# To do:
Produce a copy of every line in the records that holds the string "name".

*** Opening Data to examine ***

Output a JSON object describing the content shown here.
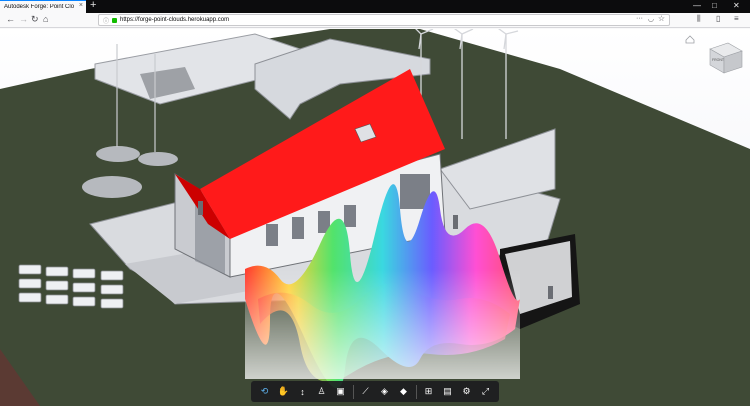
{
  "browser": {
    "tab_title": "Autodesk Forge: Point Cloud Demo",
    "tab_close": "×",
    "new_tab": "+",
    "url": "https://forge-point-clouds.herokuapp.com",
    "window_controls": [
      "—",
      "□",
      "✕"
    ]
  },
  "viewer": {
    "viewcube_label": "FRONT",
    "toolbar": {
      "tools": [
        {
          "name": "orbit",
          "icon": "orbit-icon"
        },
        {
          "name": "pan",
          "icon": "pan-icon"
        },
        {
          "name": "zoom",
          "icon": "zoom-icon"
        },
        {
          "name": "first-person",
          "icon": "first-person-icon"
        },
        {
          "name": "camera",
          "icon": "camera-icon"
        },
        {
          "name": "measure",
          "icon": "measure-icon"
        },
        {
          "name": "section",
          "icon": "section-icon"
        },
        {
          "name": "explode",
          "icon": "explode-icon"
        },
        {
          "name": "model-browser",
          "icon": "model-browser-icon"
        },
        {
          "name": "properties",
          "icon": "properties-icon"
        },
        {
          "name": "settings",
          "icon": "gear-icon"
        },
        {
          "name": "fullscreen",
          "icon": "fullscreen-icon"
        }
      ]
    }
  },
  "colors": {
    "roof": "#ff1a1a",
    "terrain": "#3f4a36",
    "toolbar_bg": "#1c1c20",
    "active_tool": "#5fb3f0"
  }
}
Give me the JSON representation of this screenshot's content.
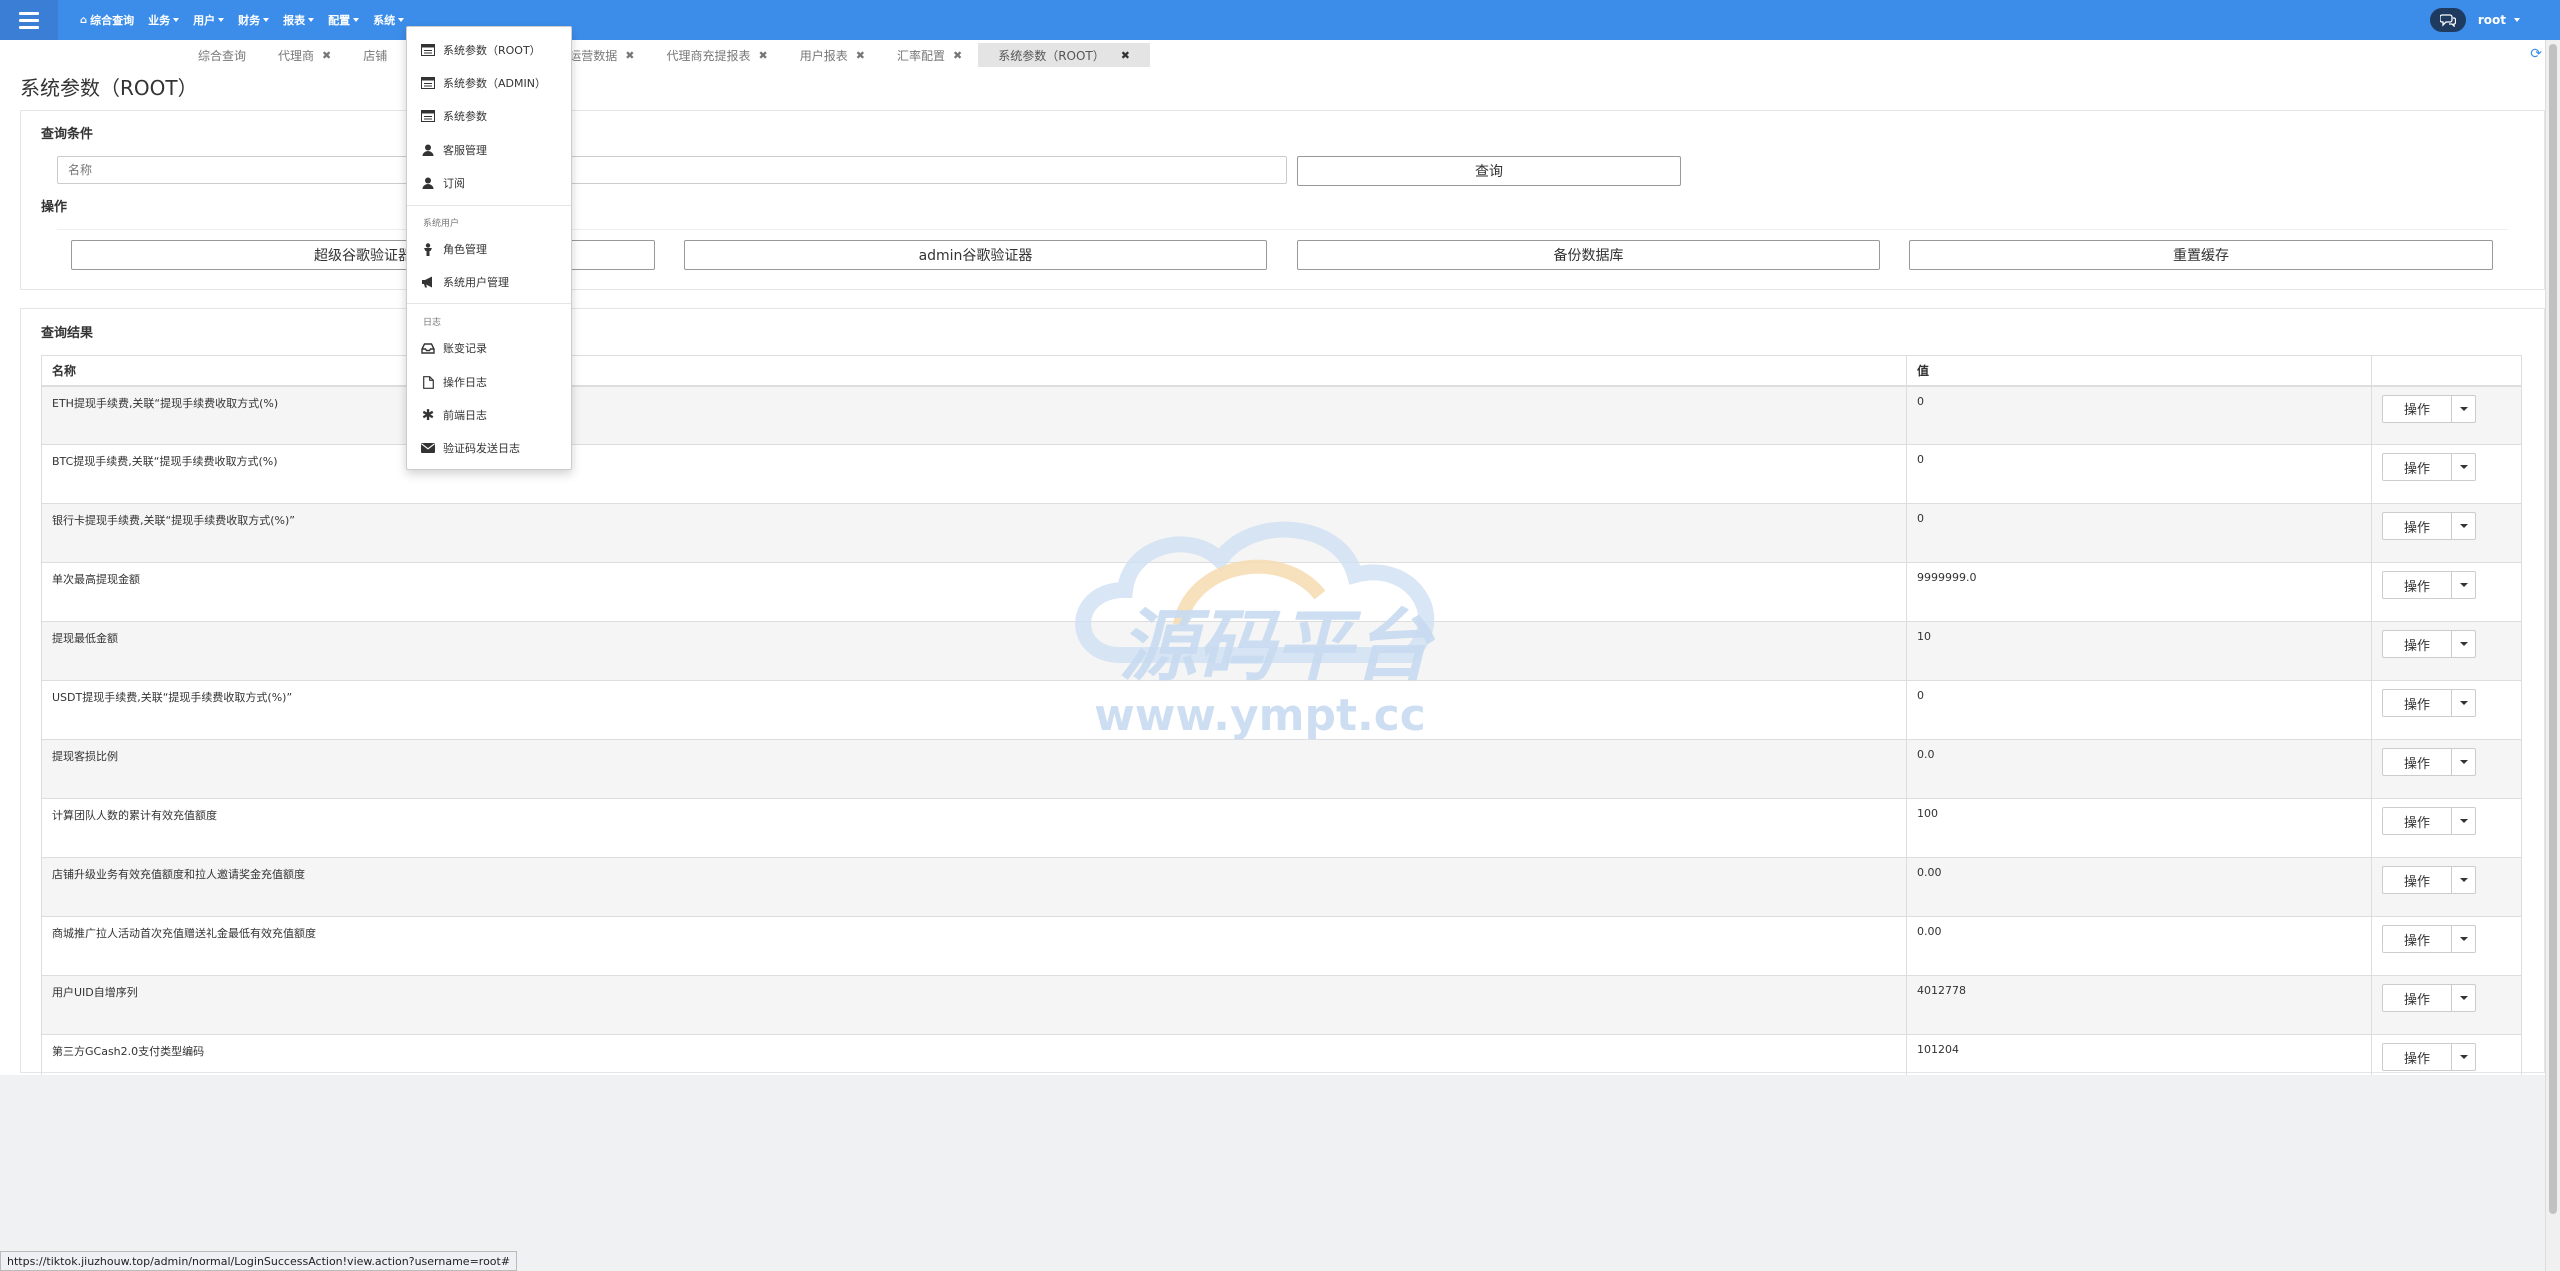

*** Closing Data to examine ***

# Response for this exercise:
          "name": "orbit",
          "name": "pan",
          "name": "zoom",
          "name": "first-person",
          "name": "camera",
          "name": "measure",
          "name": "section",
          "name": "explode",
          "name": "model-browser",
          "name": "properties",
          "name": "settings",
          "name": "fullscreen",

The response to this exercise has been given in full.